Criticism Heats Up Over Redistricting Maps as Public Hearing Held in Detroit

DETROIT — The Michigan Independent Citizen Redistricting Commission, (MICRC) held a public hearing Wednesday at TCF Center in Detroit.

The 1 p.m. meeting (which got off to a delayed 25-minute start) nearly filled the Ball Room conference room with residents who were concerned about the way in which they will be represented per the drafts the commission had proposed.

Citizens in Michigan voted in 2018 to rid gerrymandering, a referendum led by the group Voter, Not Politicians. In previous years, gerrymandering allowed politicians to draw up maps to manipulate or cast favor to one political party or for election results they want. Starting in 2022, the Michigan Independent Citizens Redistricting Commission, a bipartisan group, will take on the role of drawing up new boundaries state-wide.

According to the State of Michigan’s website, the commission’s mission is to “assure Michigan’s Congressional, State Senate and State House district lines are drawn fairly in a citizen lead, transparent process, meeting Constitutional mandates.”

“We (Black, Detroiters) don’t have the majority voting power in the State, said Ramone Jackson, a member of the ‘Pressure’ a community advocacy group in Detroit. He was one of the many citizens who signed up for public comment at the commission hearing. “When we send reps to Lansing, we send nine people in a ring to fight against 100 more people …When they redistrict these communities and bring others voters in to vote with us, they are giving them the opportunity to elect officials with us.”

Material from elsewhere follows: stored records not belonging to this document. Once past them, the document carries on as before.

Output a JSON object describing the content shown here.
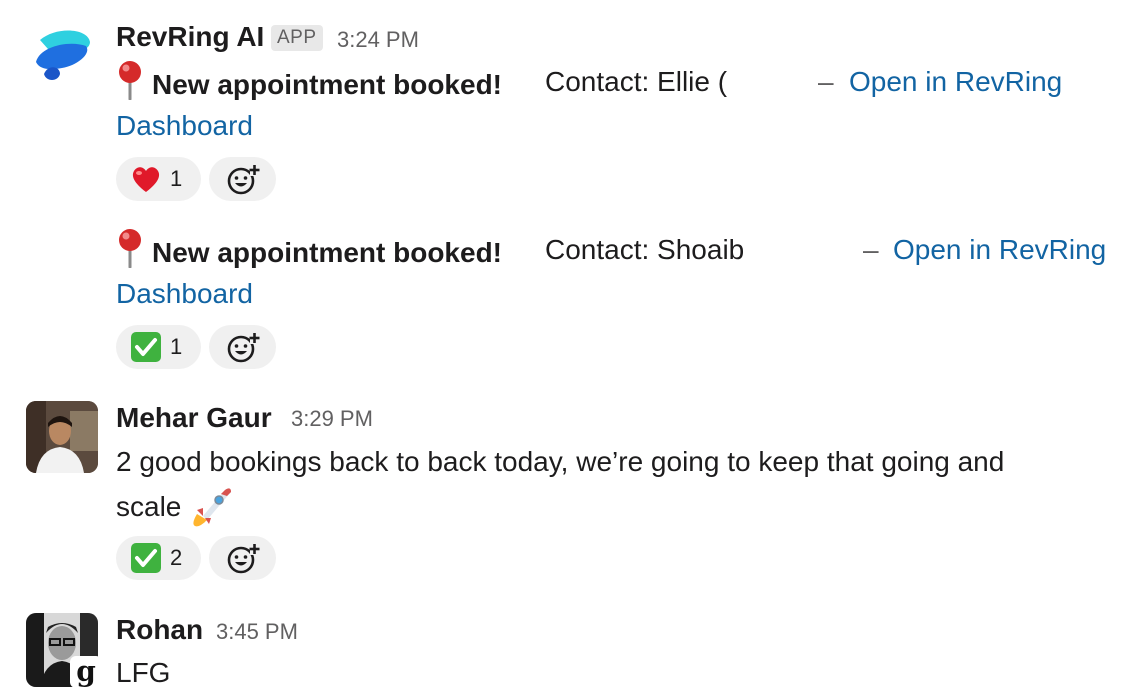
{
  "messages": [
    {
      "sender": "RevRing AI",
      "badge": "APP",
      "time": "3:24 PM",
      "lines": [
        {
          "title": "New appointment booked!",
          "contact_prefix": "Contact: Ellie (",
          "dash": "–",
          "link_line1": "Open in RevRing",
          "link_line2": "Dashboard",
          "reaction_count": "1",
          "reaction_icon": "red-heart"
        },
        {
          "title": "New appointment booked!",
          "contact_prefix": "Contact: Shoaib",
          "dash": "–",
          "link_line1": "Open in RevRing",
          "link_line2": "Dashboard",
          "reaction_count": "1",
          "reaction_icon": "check-mark-button"
        }
      ]
    },
    {
      "sender": "Mehar Gaur",
      "time": "3:29 PM",
      "text_line1": "2 good bookings back to back today, we’re going to keep that going and",
      "text_line2": "scale",
      "text_emoji": "rocket",
      "reaction_count": "2",
      "reaction_icon": "check-mark-button"
    },
    {
      "sender": "Rohan",
      "time": "3:45 PM",
      "text": "LFG",
      "avatar_badge": "g"
    }
  ],
  "colors": {
    "link": "#1264a3",
    "text": "#1d1c1d",
    "muted": "#616061",
    "reaction_bg": "#f0f0f0",
    "check_green": "#3fb23f",
    "heart_red": "#e0192a"
  }
}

The criteria for reaching a fair and equitable standard calls on the commission to access equal population, adhere to the voting rights act, community interest, and partisan fairness.

Recently, elected officials and community activists gathered outside the Spirt of Detroit statue to calls for change to the way the current commission is slicing and dicing the maps. Instead of politicians, the commission will decide the district boundaries on how citizens are represented on the state and congressional level.

The commission says they are doing what’s fair in population, by the constitution, and other required steps. One of those steps is taking public feedback.


“Democracy is working,” said Edward Woods III, Communications and Outreach Director, MICRC. “Michigan residents are being heard. You never got this chance before in the previous system. People have a chance to show up, speak up and help the commission the commission #DrawFairMaps.” “We’re thrilled that we’re having this level of engagement, but the level of engagement can’t just be for the television cameras …we welcome criticism but with that criticism, provide a solution”.

The mounting criticism over the proposed maps is uniting multiple groups across Detroit and the State.

“As complex as it may be, cut us in!” said Malik Shabazz, founder of the Detroit New Black Panther Nation/New Marcus Garvey Movement. “Everybody on that board need to cut us in! We built this country. We fought, we bled, we died in every war …Voting rights is the essential part of being a citizen. We still are a majority black voting district and it matters. The black vote matters and so does our representation.”

“We find that these measures are being designed to keep us out of bound”, said Rev. Wendell Anthony, President of the Detroit Branch NAACP last week. “We find that these maps being formed are designed not to include us but to exclude us. These packs which were designed by racking, stacking, packing, are designed to keep us out”.

The Michigan Independent Citizen Redistricting Commission Michigan’s independent redistricting commission recently voted to take 10 newly drawn maps to the public. The commission has so far held 16 public hearings before introducing the proposed new maps. A series of hearings will continue across the state.

The commission believes their drafted maps represent the best balance between equal representation, community interests, civil rights and partisan fairness.
Citizens when can register to give community feedback for upcoming public hearings. To find out more information and how to view drafted maps visit www.michigan.gov/micrc

From the Web

X